[EXTRACTED DATA Boundary: Start]
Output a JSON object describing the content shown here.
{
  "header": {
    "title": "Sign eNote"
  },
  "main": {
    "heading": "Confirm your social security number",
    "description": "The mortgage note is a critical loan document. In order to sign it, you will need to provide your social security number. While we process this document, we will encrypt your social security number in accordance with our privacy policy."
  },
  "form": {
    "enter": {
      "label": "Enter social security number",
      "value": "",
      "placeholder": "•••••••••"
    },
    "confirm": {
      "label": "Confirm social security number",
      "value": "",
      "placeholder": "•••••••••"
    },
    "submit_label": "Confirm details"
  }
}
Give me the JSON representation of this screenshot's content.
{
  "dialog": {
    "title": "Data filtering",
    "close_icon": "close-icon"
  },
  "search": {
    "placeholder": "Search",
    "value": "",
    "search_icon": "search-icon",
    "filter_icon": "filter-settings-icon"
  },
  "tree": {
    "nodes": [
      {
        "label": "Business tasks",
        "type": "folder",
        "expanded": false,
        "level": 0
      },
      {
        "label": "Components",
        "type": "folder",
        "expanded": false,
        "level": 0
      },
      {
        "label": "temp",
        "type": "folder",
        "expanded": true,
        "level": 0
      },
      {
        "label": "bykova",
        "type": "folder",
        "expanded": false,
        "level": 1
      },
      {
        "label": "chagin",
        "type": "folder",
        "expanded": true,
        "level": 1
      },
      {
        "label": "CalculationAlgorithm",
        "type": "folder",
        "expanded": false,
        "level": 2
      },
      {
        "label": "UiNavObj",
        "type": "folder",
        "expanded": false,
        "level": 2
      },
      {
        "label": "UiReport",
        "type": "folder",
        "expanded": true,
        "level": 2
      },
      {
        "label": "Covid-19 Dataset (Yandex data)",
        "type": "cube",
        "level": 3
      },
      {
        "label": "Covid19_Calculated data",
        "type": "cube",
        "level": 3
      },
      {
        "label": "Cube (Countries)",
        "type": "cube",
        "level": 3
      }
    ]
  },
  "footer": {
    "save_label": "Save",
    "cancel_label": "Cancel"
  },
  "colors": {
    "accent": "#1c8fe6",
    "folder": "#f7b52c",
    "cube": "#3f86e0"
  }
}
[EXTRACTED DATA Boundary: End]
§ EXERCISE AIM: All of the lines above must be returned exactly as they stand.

§ SOLUTION TO THIS EXERCISE:
Output a JSON object describing the content shown here.
{
  "header": {
    "title": "Sign eNote"
  },
  "main": {
    "heading": "Confirm your social security number",
    "description": "The mortgage note is a critical loan document. In order to sign it, you will need to provide your social security number. While we process this document, we will encrypt your social security number in accordance with our privacy policy."
  },
  "form": {
    "enter": {
      "label": "Enter social security number",
      "value": "",
      "placeholder": "•••••••••"
    },
    "confirm": {
      "label": "Confirm social security number",
      "value": "",
      "placeholder": "•••••••••"
    },
    "submit_label": "Confirm details"
  }
}
Give me the JSON representation of this screenshot's content.
{
  "dialog": {
    "title": "Data filtering",
    "close_icon": "close-icon"
  },
  "search": {
    "placeholder": "Search",
    "value": "",
    "search_icon": "search-icon",
    "filter_icon": "filter-settings-icon"
  },
  "tree": {
    "nodes": [
      {
        "label": "Business tasks",
        "type": "folder",
        "expanded": false,
        "level": 0
      },
      {
        "label": "Components",
        "type": "folder",
        "expanded": false,
        "level": 0
      },
      {
        "label": "temp",
        "type": "folder",
        "expanded": true,
        "level": 0
      },
      {
        "label": "bykova",
        "type": "folder",
        "expanded": false,
        "level": 1
      },
      {
        "label": "chagin",
        "type": "folder",
        "expanded": true,
        "level": 1
      },
      {
        "label": "CalculationAlgorithm",
        "type": "folder",
        "expanded": false,
        "level": 2
      },
      {
        "label": "UiNavObj",
        "type": "folder",
        "expanded": false,
        "level": 2
      },
      {
        "label": "UiReport",
        "type": "folder",
        "expanded": true,
        "level": 2
      },
      {
        "label": "Covid-19 Dataset (Yandex data)",
        "type": "cube",
        "level": 3
      },
      {
        "label": "Covid19_Calculated data",
        "type": "cube",
        "level": 3
      },
      {
        "label": "Cube (Countries)",
        "type": "cube",
        "level": 3
      }
    ]
  },
  "footer": {
    "save_label": "Save",
    "cancel_label": "Cancel"
  },
  "colors": {
    "accent": "#1c8fe6",
    "folder": "#f7b52c",
    "cube": "#3f86e0"
  }
}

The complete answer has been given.